=== Records for this task ===

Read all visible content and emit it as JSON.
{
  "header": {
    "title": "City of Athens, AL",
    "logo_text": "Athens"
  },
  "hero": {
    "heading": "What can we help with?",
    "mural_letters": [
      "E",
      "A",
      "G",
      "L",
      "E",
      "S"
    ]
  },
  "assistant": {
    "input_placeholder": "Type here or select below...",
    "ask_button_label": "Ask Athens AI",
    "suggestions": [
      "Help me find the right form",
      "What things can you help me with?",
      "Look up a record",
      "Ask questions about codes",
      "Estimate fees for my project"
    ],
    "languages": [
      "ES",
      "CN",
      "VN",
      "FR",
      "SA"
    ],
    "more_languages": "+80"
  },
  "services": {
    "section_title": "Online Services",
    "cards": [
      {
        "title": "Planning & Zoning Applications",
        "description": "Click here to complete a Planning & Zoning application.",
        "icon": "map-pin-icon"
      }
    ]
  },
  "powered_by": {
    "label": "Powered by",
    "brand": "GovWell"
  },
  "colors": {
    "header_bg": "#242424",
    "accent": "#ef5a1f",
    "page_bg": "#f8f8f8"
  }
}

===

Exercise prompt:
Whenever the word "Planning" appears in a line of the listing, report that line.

Response for this exercise:
        "title": "Planning & Zoning Applications",
        "description": "Click here to complete a Planning & Zoning application.",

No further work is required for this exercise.